Work request -
What you return must match the entries exactly, except that the pictures are gone.

(App and web page records)
Segment Open

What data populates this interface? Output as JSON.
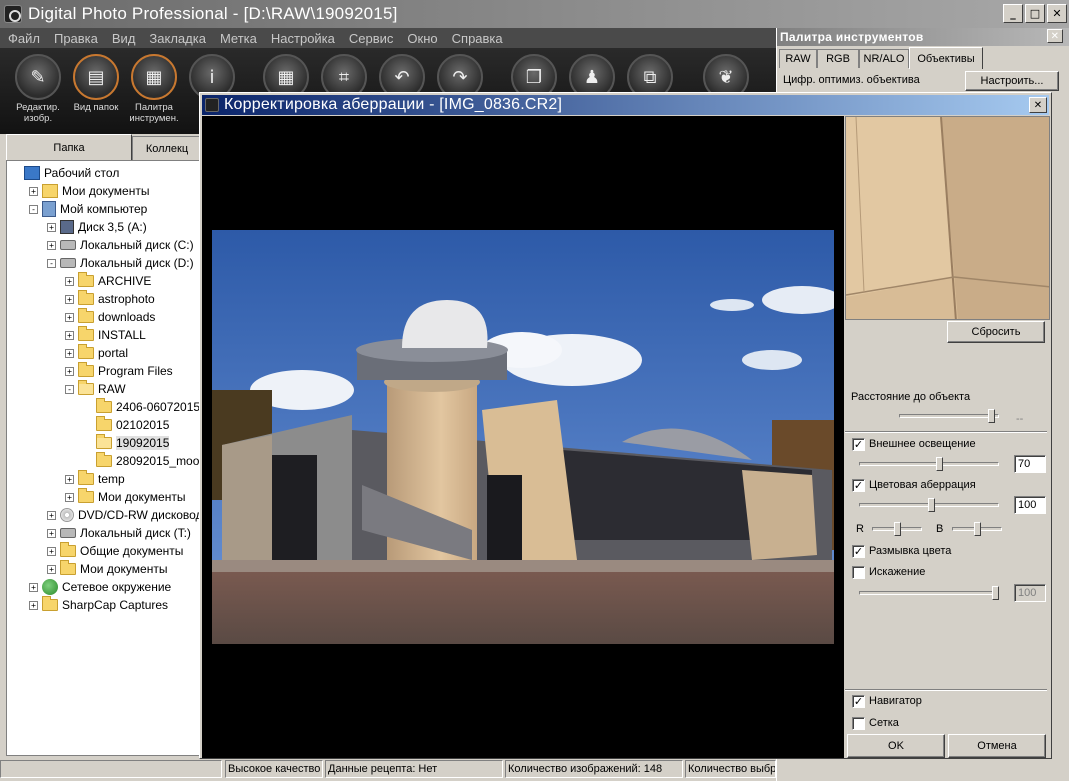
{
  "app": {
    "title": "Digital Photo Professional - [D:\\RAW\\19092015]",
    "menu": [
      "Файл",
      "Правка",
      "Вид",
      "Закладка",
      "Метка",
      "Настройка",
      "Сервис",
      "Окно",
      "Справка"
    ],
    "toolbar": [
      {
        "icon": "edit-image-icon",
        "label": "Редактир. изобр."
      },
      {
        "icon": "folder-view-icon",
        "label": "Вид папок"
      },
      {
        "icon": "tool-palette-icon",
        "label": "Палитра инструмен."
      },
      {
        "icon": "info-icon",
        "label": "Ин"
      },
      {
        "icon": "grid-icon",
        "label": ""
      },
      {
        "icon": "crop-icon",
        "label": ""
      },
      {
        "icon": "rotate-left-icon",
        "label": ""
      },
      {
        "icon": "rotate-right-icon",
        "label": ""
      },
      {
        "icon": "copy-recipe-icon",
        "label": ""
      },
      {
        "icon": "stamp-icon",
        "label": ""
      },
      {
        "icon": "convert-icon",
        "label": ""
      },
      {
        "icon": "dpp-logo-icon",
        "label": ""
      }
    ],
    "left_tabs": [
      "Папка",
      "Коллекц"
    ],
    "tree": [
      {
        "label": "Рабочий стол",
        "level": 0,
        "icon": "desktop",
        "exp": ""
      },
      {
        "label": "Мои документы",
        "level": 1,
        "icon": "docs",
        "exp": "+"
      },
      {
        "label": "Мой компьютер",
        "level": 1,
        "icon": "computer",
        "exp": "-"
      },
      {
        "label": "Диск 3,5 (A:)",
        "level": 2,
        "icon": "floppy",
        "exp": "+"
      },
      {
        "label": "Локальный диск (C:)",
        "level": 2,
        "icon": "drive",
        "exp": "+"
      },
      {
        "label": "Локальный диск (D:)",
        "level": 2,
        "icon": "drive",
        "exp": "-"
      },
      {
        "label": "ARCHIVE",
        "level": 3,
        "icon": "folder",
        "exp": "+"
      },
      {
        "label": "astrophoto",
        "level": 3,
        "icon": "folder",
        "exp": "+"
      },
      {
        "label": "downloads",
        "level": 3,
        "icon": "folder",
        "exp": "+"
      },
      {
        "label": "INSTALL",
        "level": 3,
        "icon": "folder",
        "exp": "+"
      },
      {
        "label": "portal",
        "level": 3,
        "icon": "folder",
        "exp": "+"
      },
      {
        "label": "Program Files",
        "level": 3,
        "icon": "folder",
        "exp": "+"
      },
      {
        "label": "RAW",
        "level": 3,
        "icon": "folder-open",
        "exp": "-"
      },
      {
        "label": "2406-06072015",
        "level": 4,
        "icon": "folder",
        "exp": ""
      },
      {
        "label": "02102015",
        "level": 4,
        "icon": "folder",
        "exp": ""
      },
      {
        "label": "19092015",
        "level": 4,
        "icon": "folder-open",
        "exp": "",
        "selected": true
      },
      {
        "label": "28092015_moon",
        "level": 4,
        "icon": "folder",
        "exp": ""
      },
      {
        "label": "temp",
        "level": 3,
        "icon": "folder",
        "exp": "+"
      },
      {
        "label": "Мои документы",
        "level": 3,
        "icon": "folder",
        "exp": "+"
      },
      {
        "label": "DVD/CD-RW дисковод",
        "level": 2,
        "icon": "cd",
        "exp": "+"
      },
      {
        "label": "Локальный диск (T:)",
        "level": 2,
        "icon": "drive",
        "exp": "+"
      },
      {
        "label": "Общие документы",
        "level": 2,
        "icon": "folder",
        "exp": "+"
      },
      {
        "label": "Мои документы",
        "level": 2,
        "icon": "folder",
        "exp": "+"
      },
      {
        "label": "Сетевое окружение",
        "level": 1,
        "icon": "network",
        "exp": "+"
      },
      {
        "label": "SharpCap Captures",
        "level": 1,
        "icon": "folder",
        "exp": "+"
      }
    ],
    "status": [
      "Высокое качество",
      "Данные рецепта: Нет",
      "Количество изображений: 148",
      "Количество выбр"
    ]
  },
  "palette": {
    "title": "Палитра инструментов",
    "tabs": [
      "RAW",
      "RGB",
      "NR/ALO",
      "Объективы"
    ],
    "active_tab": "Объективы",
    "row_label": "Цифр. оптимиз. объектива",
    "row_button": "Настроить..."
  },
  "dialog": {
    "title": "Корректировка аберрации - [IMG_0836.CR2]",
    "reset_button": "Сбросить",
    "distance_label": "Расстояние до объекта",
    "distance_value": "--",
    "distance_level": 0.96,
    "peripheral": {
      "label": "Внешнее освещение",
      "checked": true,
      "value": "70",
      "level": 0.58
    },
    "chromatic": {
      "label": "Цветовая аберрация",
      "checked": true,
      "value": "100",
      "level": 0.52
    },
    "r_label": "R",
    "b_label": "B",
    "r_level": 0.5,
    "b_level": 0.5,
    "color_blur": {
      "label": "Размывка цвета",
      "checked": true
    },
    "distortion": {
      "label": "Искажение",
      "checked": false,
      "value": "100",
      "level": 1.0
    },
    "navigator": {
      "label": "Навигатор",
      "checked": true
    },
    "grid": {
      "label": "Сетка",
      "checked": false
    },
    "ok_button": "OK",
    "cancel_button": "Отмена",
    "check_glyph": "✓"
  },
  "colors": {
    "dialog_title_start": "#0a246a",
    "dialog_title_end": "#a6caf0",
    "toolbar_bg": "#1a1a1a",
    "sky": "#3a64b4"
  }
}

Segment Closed

Solution to the problem -
What data populates this interface? Output as JSON.
{
  "app": {
    "title": "Digital Photo Professional - [D:\\RAW\\19092015]",
    "menu": [
      "Файл",
      "Правка",
      "Вид",
      "Закладка",
      "Метка",
      "Настройка",
      "Сервис",
      "Окно",
      "Справка"
    ],
    "toolbar": [
      {
        "icon": "edit-image-icon",
        "label": "Редактир. изобр."
      },
      {
        "icon": "folder-view-icon",
        "label": "Вид папок"
      },
      {
        "icon": "tool-palette-icon",
        "label": "Палитра инструмен."
      },
      {
        "icon": "info-icon",
        "label": "Ин"
      },
      {
        "icon": "grid-icon",
        "label": ""
      },
      {
        "icon": "crop-icon",
        "label": ""
      },
      {
        "icon": "rotate-left-icon",
        "label": ""
      },
      {
        "icon": "rotate-right-icon",
        "label": ""
      },
      {
        "icon": "copy-recipe-icon",
        "label": ""
      },
      {
        "icon": "stamp-icon",
        "label": ""
      },
      {
        "icon": "convert-icon",
        "label": ""
      },
      {
        "icon": "dpp-logo-icon",
        "label": ""
      }
    ],
    "left_tabs": [
      "Папка",
      "Коллекц"
    ],
    "tree": [
      {
        "label": "Рабочий стол",
        "level": 0,
        "icon": "desktop",
        "exp": ""
      },
      {
        "label": "Мои документы",
        "level": 1,
        "icon": "docs",
        "exp": "+"
      },
      {
        "label": "Мой компьютер",
        "level": 1,
        "icon": "computer",
        "exp": "-"
      },
      {
        "label": "Диск 3,5 (A:)",
        "level": 2,
        "icon": "floppy",
        "exp": "+"
      },
      {
        "label": "Локальный диск (C:)",
        "level": 2,
        "icon": "drive",
        "exp": "+"
      },
      {
        "label": "Локальный диск (D:)",
        "level": 2,
        "icon": "drive",
        "exp": "-"
      },
      {
        "label": "ARCHIVE",
        "level": 3,
        "icon": "folder",
        "exp": "+"
      },
      {
        "label": "astrophoto",
        "level": 3,
        "icon": "folder",
        "exp": "+"
      },
      {
        "label": "downloads",
        "level": 3,
        "icon": "folder",
        "exp": "+"
      },
      {
        "label": "INSTALL",
        "level": 3,
        "icon": "folder",
        "exp": "+"
      },
      {
        "label": "portal",
        "level": 3,
        "icon": "folder",
        "exp": "+"
      },
      {
        "label": "Program Files",
        "level": 3,
        "icon": "folder",
        "exp": "+"
      },
      {
        "label": "RAW",
        "level": 3,
        "icon": "folder-open",
        "exp": "-"
      },
      {
        "label": "2406-06072015",
        "level": 4,
        "icon": "folder",
        "exp": ""
      },
      {
        "label": "02102015",
        "level": 4,
        "icon": "folder",
        "exp": ""
      },
      {
        "label": "19092015",
        "level": 4,
        "icon": "folder-open",
        "exp": "",
        "selected": true
      },
      {
        "label": "28092015_moon",
        "level": 4,
        "icon": "folder",
        "exp": ""
      },
      {
        "label": "temp",
        "level": 3,
        "icon": "folder",
        "exp": "+"
      },
      {
        "label": "Мои документы",
        "level": 3,
        "icon": "folder",
        "exp": "+"
      },
      {
        "label": "DVD/CD-RW дисковод",
        "level": 2,
        "icon": "cd",
        "exp": "+"
      },
      {
        "label": "Локальный диск (T:)",
        "level": 2,
        "icon": "drive",
        "exp": "+"
      },
      {
        "label": "Общие документы",
        "level": 2,
        "icon": "folder",
        "exp": "+"
      },
      {
        "label": "Мои документы",
        "level": 2,
        "icon": "folder",
        "exp": "+"
      },
      {
        "label": "Сетевое окружение",
        "level": 1,
        "icon": "network",
        "exp": "+"
      },
      {
        "label": "SharpCap Captures",
        "level": 1,
        "icon": "folder",
        "exp": "+"
      }
    ],
    "status": [
      "Высокое качество",
      "Данные рецепта: Нет",
      "Количество изображений: 148",
      "Количество выбр"
    ]
  },
  "palette": {
    "title": "Палитра инструментов",
    "tabs": [
      "RAW",
      "RGB",
      "NR/ALO",
      "Объективы"
    ],
    "active_tab": "Объективы",
    "row_label": "Цифр. оптимиз. объектива",
    "row_button": "Настроить..."
  },
  "dialog": {
    "title": "Корректировка аберрации - [IMG_0836.CR2]",
    "reset_button": "Сбросить",
    "distance_label": "Расстояние до объекта",
    "distance_value": "--",
    "distance_level": 0.96,
    "peripheral": {
      "label": "Внешнее освещение",
      "checked": true,
      "value": "70",
      "level": 0.58
    },
    "chromatic": {
      "label": "Цветовая аберрация",
      "checked": true,
      "value": "100",
      "level": 0.52
    },
    "r_label": "R",
    "b_label": "B",
    "r_level": 0.5,
    "b_level": 0.5,
    "color_blur": {
      "label": "Размывка цвета",
      "checked": true
    },
    "distortion": {
      "label": "Искажение",
      "checked": false,
      "value": "100",
      "level": 1.0
    },
    "navigator": {
      "label": "Навигатор",
      "checked": true
    },
    "grid": {
      "label": "Сетка",
      "checked": false
    },
    "ok_button": "OK",
    "cancel_button": "Отмена",
    "check_glyph": "✓"
  },
  "colors": {
    "dialog_title_start": "#0a246a",
    "dialog_title_end": "#a6caf0",
    "toolbar_bg": "#1a1a1a",
    "sky": "#3a64b4"
  }
}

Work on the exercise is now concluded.